Recently I had the opportunity to talk with Matt White, who is the director of tire service for TIA, and he explained that the need for OTR service training has never been greater. Many years back (and it’s been updated numerous times), TIA published its “200 Level: Basic Earth- mover Tire Service Training Program.” White says this training program “provides the minimum skills and safety guidelines for the service person.”
The program includes a three-hour video featuring 15 different modules that cover the basic safety guidelines for servicing OTR tires, wheels and rims in the field. There is also a 200-plus-page workbook with pictures and step-by-step procedures. When service people successfully complete the entire course and pass the final exam, they will then receive a TIA Certificate of Completion. I know many service people who have received certification, and they often ask if there is a refresher course planned.
White says that there is a hands-on OTR training program that he has put together for TIA, which he feels takes the training to the next level with actual participation by the student. Currently, demand for the OTR tire-training program has been extremely high and he is trying to accommodate as many of the requests as possible.
“The need for certified training is extremely high,” White says, “since there are so many new people getting into the business.” For more information on the training programs offered by the TIA, be sure to visit their website at tireindustry.org.
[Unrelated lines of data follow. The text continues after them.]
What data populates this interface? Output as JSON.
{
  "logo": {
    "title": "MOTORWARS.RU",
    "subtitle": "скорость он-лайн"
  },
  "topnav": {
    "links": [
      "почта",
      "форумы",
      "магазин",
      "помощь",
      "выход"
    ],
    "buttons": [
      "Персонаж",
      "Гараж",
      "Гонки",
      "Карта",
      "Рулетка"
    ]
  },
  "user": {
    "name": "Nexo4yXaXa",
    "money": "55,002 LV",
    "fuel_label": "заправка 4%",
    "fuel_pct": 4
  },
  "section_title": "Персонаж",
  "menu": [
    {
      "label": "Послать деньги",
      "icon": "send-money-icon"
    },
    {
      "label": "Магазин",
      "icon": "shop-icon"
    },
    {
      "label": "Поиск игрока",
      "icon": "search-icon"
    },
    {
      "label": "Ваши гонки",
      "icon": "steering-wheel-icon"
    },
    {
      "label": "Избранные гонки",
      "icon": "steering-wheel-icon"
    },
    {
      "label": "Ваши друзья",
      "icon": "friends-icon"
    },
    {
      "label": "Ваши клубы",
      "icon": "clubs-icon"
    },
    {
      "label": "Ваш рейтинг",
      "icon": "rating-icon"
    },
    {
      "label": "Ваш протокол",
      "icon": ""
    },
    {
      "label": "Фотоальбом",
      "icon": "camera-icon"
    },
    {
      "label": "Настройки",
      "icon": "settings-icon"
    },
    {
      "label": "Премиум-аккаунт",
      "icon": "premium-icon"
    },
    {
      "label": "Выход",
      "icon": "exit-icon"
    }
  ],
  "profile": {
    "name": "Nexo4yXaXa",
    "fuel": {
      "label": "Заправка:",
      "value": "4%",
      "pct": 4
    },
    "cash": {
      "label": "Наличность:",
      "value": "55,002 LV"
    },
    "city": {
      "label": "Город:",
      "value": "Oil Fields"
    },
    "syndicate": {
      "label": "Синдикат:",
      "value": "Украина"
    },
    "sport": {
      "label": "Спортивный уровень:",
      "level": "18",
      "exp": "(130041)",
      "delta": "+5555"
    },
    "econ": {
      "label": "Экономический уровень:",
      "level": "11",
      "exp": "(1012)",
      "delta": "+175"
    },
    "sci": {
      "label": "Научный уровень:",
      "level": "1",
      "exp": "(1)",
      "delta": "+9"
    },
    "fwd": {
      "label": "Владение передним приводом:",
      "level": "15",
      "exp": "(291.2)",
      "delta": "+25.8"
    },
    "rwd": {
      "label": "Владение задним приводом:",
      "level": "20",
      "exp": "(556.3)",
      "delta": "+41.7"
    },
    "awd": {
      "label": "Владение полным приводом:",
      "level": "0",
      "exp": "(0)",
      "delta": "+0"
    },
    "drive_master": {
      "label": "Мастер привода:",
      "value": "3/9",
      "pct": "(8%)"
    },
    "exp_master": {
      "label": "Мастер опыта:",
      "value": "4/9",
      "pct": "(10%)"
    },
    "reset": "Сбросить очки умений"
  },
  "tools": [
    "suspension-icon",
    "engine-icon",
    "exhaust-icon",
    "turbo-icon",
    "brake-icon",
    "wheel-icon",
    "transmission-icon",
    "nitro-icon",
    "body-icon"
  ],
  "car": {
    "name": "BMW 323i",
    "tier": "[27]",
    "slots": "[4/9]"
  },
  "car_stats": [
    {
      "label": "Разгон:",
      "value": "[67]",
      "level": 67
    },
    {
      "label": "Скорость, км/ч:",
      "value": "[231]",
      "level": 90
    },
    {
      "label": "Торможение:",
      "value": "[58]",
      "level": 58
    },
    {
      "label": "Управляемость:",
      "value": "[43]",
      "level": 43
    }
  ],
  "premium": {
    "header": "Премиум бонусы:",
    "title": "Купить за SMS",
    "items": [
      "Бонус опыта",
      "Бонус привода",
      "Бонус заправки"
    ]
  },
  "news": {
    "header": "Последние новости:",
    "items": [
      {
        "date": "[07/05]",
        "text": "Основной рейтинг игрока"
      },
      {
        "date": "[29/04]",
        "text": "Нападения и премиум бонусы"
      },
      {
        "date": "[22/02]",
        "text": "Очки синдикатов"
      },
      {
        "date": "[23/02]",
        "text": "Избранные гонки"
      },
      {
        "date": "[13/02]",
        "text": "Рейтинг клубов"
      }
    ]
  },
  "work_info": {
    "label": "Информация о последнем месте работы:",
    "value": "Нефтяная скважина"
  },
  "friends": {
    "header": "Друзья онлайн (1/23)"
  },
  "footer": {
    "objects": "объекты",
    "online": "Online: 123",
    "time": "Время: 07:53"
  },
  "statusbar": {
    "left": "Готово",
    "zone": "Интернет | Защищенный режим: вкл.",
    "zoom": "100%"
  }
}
In addition to OTR tire training, TIA offers an ag tire course and is working on a certified industrial tire service program. This will be a welcome addition to the industry as currently there are no certified programs addressing that unique segment.
Over the years, I’ve talked with dealers about the in-house training programs they provide employees. Many use the TIA OTR basic program as part of their internal training program. Plus they provide in-depth training on the proper use of and safety procedures for the equipment they are using. Many dealers also provide on-going refresher programs to keep service people focused on tire service safety.
Some OTR dealers also use their training efforts as an opportunity to expand their relationships with customers. Inviting key customer personnel to participate in your training programs – particularly field service safety – helps you to become a more valuable supplier to them.
Whether it is selling the correct tire for the application or safely installing tires on the equipment, the focus on the right training will add up to more sales and profit.
Building a strong sales and service team is the key to a successful business – but remember that no one can get enough training.